## Recorded information
= Beginning of Section =
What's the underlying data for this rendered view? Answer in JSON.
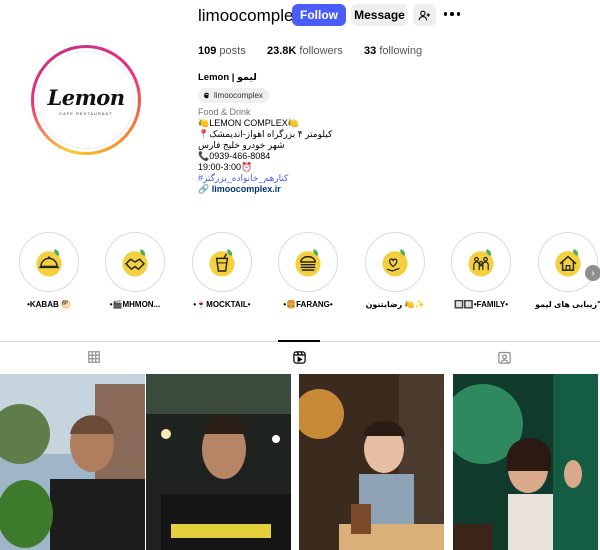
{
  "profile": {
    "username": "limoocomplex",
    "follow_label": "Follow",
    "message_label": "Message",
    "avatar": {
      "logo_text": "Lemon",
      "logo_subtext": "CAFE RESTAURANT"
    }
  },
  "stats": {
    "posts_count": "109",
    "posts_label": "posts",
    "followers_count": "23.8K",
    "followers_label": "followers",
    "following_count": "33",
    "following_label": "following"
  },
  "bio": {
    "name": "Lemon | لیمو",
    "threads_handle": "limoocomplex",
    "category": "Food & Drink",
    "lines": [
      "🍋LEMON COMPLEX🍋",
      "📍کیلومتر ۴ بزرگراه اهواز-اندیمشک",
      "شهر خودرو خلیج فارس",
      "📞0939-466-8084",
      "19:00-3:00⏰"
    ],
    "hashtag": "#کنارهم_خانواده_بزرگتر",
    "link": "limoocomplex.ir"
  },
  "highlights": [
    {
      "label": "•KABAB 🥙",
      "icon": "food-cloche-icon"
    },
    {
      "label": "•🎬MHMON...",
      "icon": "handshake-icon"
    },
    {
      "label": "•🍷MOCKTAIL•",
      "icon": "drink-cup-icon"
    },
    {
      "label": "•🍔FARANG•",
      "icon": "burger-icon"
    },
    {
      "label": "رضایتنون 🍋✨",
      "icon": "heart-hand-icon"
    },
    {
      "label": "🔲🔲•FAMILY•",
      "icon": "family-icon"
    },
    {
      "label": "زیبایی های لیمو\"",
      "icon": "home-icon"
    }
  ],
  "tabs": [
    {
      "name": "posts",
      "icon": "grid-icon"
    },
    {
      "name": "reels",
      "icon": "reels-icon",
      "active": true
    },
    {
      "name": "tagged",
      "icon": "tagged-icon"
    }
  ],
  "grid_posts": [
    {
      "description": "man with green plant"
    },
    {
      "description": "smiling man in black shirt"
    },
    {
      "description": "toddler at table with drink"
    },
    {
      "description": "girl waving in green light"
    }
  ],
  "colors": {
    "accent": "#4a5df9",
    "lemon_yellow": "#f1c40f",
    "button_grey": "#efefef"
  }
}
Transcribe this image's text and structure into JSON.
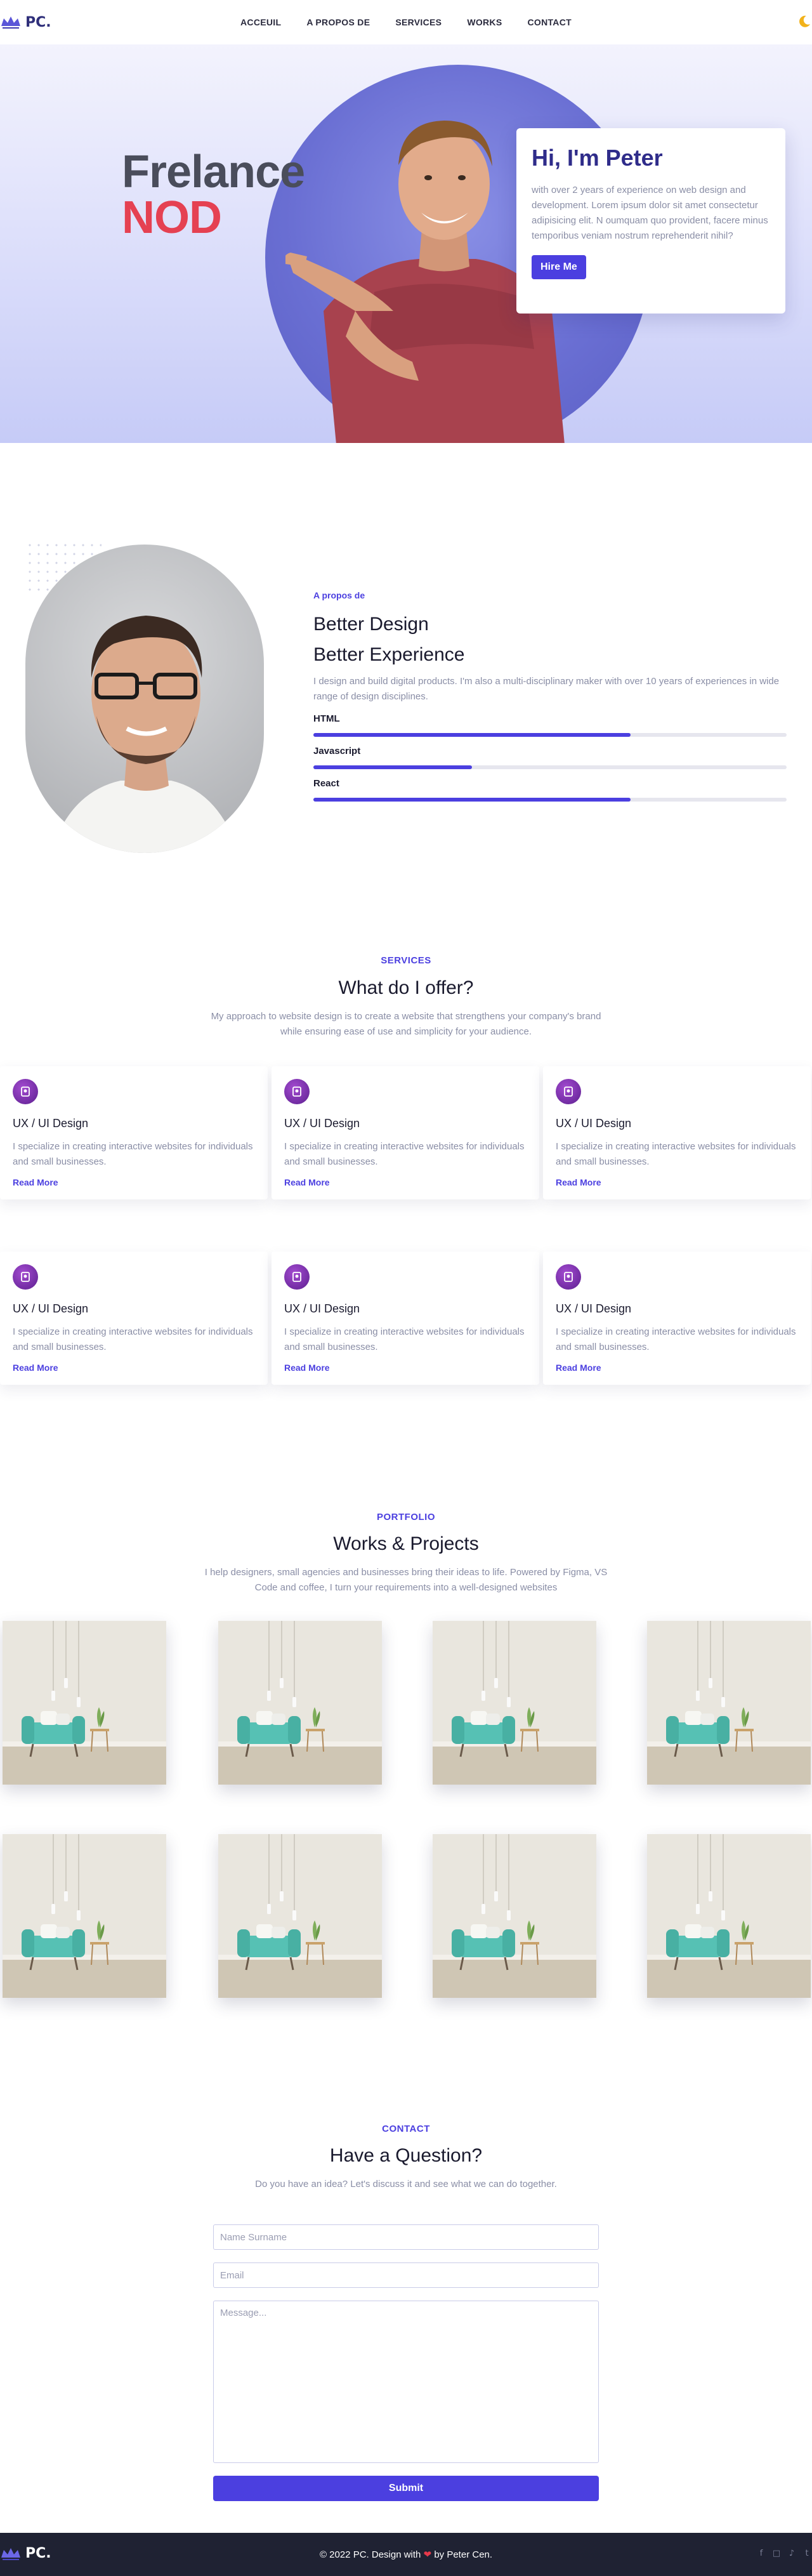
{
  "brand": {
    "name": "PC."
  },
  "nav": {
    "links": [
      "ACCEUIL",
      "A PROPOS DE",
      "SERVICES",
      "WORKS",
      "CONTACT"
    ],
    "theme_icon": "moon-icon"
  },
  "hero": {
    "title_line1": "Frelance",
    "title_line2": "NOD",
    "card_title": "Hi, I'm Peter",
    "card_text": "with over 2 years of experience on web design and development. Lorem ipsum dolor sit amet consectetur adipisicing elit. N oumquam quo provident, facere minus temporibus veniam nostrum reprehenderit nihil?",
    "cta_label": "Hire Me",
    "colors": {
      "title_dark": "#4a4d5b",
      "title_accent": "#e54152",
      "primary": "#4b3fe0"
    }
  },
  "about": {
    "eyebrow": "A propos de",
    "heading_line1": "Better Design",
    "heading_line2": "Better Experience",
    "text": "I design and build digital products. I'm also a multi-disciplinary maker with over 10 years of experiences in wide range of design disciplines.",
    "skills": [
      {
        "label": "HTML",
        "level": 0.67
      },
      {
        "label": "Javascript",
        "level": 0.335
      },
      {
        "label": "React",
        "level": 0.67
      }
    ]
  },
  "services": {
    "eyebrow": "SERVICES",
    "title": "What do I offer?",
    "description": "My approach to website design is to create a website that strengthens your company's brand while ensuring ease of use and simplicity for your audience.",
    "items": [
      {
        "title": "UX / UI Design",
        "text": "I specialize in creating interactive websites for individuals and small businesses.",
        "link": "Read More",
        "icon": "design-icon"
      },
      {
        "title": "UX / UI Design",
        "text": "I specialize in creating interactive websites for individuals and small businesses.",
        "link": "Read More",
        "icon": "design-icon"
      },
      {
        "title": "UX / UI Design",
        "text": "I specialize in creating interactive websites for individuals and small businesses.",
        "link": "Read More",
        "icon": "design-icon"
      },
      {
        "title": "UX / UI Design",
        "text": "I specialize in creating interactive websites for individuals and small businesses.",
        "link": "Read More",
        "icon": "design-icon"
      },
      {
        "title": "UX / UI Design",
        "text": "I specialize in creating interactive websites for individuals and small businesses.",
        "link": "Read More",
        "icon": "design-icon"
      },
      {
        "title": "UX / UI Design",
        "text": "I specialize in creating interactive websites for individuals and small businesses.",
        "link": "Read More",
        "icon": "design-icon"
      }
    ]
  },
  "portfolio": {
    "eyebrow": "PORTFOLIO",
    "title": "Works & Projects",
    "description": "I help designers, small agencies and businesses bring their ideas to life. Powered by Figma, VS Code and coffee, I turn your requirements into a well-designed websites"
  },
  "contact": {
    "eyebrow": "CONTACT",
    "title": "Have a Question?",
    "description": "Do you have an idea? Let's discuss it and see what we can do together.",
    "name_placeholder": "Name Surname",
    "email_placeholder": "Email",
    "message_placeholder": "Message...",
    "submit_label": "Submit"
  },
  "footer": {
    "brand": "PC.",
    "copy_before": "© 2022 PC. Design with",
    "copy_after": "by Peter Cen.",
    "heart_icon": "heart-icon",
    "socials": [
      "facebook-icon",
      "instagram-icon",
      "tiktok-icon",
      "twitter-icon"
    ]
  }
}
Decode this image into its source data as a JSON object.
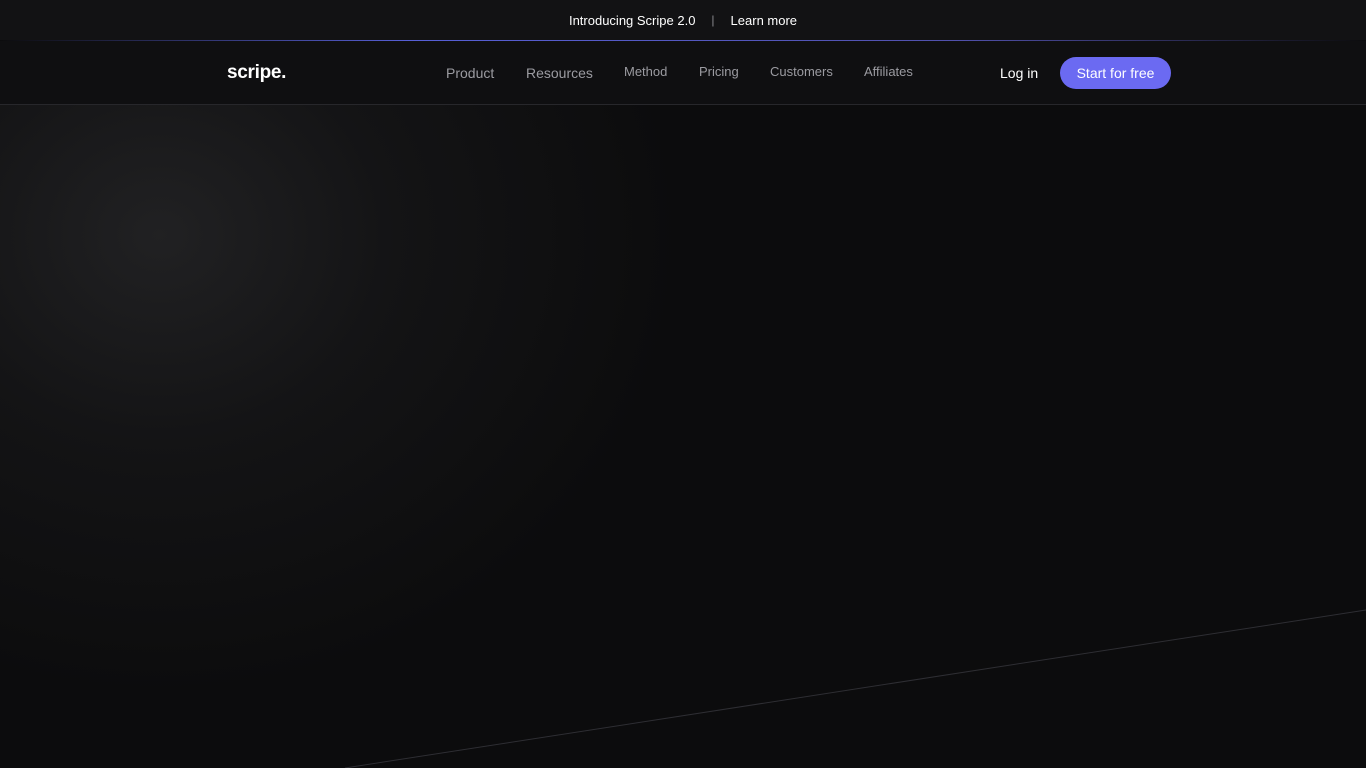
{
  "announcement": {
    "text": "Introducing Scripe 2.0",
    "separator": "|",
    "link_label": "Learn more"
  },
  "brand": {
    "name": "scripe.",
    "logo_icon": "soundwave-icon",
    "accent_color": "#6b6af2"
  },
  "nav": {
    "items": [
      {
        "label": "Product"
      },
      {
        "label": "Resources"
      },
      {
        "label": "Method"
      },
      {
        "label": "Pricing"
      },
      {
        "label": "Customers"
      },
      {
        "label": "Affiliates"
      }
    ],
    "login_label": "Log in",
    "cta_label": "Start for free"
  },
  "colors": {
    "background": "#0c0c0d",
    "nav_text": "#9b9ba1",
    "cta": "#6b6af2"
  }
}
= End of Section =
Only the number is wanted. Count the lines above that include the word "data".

## Exercise solution
2